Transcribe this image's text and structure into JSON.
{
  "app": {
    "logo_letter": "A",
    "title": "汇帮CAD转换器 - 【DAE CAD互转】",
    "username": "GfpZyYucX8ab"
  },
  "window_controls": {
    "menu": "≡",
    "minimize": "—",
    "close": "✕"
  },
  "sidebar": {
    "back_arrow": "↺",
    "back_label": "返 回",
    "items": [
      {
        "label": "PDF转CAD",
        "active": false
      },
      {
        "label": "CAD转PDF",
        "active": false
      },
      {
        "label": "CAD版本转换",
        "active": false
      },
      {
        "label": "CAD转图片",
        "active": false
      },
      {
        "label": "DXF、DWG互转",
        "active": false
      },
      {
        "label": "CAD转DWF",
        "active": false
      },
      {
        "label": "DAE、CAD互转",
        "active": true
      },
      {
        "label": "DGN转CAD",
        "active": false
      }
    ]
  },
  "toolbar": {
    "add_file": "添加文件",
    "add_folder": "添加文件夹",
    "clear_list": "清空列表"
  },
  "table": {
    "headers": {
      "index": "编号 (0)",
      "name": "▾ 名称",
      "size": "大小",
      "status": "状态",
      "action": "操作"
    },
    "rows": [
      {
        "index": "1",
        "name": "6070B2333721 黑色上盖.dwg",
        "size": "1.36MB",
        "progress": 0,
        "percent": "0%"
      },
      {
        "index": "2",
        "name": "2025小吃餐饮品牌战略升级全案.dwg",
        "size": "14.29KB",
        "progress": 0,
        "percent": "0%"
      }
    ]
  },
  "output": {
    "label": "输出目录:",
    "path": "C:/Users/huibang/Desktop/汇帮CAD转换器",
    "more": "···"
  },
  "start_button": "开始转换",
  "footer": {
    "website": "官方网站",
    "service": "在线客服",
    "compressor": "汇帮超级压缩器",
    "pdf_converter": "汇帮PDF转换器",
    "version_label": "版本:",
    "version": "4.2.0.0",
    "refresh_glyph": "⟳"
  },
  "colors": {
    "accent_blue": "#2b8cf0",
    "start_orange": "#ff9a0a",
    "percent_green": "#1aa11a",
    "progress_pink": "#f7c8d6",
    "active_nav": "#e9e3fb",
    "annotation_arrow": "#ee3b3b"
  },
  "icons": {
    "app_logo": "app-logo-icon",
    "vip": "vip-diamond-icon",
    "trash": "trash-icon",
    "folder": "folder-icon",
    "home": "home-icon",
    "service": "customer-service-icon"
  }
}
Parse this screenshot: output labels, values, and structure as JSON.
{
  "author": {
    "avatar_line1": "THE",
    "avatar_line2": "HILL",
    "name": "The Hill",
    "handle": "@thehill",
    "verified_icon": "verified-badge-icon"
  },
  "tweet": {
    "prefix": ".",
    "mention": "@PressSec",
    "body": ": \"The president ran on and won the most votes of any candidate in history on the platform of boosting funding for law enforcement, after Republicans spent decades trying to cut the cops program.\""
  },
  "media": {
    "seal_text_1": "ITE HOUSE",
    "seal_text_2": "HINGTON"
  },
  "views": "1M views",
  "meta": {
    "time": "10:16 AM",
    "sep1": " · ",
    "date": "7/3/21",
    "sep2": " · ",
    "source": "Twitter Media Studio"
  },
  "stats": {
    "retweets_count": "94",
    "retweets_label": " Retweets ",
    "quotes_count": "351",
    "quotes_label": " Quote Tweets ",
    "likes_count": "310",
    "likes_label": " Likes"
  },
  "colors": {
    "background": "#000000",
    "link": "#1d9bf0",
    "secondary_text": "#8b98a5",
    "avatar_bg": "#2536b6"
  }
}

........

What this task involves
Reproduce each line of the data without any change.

Task response
Transcribe this image's text and structure into JSON.
{
  "app": {
    "logo_letter": "A",
    "title": "汇帮CAD转换器 - 【DAE CAD互转】",
    "username": "GfpZyYucX8ab"
  },
  "window_controls": {
    "menu": "≡",
    "minimize": "—",
    "close": "✕"
  },
  "sidebar": {
    "back_arrow": "↺",
    "back_label": "返 回",
    "items": [
      {
        "label": "PDF转CAD",
        "active": false
      },
      {
        "label": "CAD转PDF",
        "active": false
      },
      {
        "label": "CAD版本转换",
        "active": false
      },
      {
        "label": "CAD转图片",
        "active": false
      },
      {
        "label": "DXF、DWG互转",
        "active": false
      },
      {
        "label": "CAD转DWF",
        "active": false
      },
      {
        "label": "DAE、CAD互转",
        "active": true
      },
      {
        "label": "DGN转CAD",
        "active": false
      }
    ]
  },
  "toolbar": {
    "add_file": "添加文件",
    "add_folder": "添加文件夹",
    "clear_list": "清空列表"
  },
  "table": {
    "headers": {
      "index": "编号 (0)",
      "name": "▾ 名称",
      "size": "大小",
      "status": "状态",
      "action": "操作"
    },
    "rows": [
      {
        "index": "1",
        "name": "6070B2333721 黑色上盖.dwg",
        "size": "1.36MB",
        "progress": 0,
        "percent": "0%"
      },
      {
        "index": "2",
        "name": "2025小吃餐饮品牌战略升级全案.dwg",
        "size": "14.29KB",
        "progress": 0,
        "percent": "0%"
      }
    ]
  },
  "output": {
    "label": "输出目录:",
    "path": "C:/Users/huibang/Desktop/汇帮CAD转换器",
    "more": "···"
  },
  "start_button": "开始转换",
  "footer": {
    "website": "官方网站",
    "service": "在线客服",
    "compressor": "汇帮超级压缩器",
    "pdf_converter": "汇帮PDF转换器",
    "version_label": "版本:",
    "version": "4.2.0.0",
    "refresh_glyph": "⟳"
  },
  "colors": {
    "accent_blue": "#2b8cf0",
    "start_orange": "#ff9a0a",
    "percent_green": "#1aa11a",
    "progress_pink": "#f7c8d6",
    "active_nav": "#e9e3fb",
    "annotation_arrow": "#ee3b3b"
  },
  "icons": {
    "app_logo": "app-logo-icon",
    "vip": "vip-diamond-icon",
    "trash": "trash-icon",
    "folder": "folder-icon",
    "home": "home-icon",
    "service": "customer-service-icon"
  }
}
Parse this screenshot: output labels, values, and structure as JSON.
{
  "author": {
    "avatar_line1": "THE",
    "avatar_line2": "HILL",
    "name": "The Hill",
    "handle": "@thehill",
    "verified_icon": "verified-badge-icon"
  },
  "tweet": {
    "prefix": ".",
    "mention": "@PressSec",
    "body": ": \"The president ran on and won the most votes of any candidate in history on the platform of boosting funding for law enforcement, after Republicans spent decades trying to cut the cops program.\""
  },
  "media": {
    "seal_text_1": "ITE HOUSE",
    "seal_text_2": "HINGTON"
  },
  "views": "1M views",
  "meta": {
    "time": "10:16 AM",
    "sep1": " · ",
    "date": "7/3/21",
    "sep2": " · ",
    "source": "Twitter Media Studio"
  },
  "stats": {
    "retweets_count": "94",
    "retweets_label": " Retweets ",
    "quotes_count": "351",
    "quotes_label": " Quote Tweets ",
    "likes_count": "310",
    "likes_label": " Likes"
  },
  "colors": {
    "background": "#000000",
    "link": "#1d9bf0",
    "secondary_text": "#8b98a5",
    "avatar_bg": "#2536b6"
  }
}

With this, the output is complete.